___ Data for review ___

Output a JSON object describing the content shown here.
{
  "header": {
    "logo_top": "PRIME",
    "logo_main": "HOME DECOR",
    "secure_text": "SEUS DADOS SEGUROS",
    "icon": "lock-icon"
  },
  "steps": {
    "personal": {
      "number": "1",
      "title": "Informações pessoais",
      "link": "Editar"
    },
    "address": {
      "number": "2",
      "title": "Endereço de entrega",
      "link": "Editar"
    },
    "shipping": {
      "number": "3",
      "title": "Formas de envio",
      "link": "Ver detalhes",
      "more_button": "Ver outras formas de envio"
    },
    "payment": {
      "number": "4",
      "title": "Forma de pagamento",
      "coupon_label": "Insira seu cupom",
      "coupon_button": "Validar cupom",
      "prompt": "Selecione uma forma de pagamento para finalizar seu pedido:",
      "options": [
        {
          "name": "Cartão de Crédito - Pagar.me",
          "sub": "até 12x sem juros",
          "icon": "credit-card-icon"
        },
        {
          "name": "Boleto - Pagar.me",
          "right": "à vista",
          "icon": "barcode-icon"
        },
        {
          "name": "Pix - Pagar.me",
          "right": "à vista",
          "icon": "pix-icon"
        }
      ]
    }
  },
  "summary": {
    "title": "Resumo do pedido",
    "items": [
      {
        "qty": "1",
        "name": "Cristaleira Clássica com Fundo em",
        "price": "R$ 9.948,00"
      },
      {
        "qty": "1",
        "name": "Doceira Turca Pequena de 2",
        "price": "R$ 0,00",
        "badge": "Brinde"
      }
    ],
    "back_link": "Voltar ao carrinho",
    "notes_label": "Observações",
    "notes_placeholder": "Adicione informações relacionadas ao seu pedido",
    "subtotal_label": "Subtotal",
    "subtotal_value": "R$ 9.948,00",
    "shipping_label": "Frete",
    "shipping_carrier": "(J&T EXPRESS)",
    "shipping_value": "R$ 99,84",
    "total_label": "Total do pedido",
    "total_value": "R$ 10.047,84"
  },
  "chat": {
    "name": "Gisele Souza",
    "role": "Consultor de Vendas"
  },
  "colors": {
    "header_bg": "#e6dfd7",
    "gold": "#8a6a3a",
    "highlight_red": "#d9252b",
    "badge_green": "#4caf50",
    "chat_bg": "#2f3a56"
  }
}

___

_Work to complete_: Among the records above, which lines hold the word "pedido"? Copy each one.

_Exercise response_:
      "prompt": "Selecione uma forma de pagamento para finalizar seu pedido:",
    "title": "Resumo do pedido",
    "notes_placeholder": "Adicione informações relacionadas ao seu pedido",
    "total_label": "Total do pedido",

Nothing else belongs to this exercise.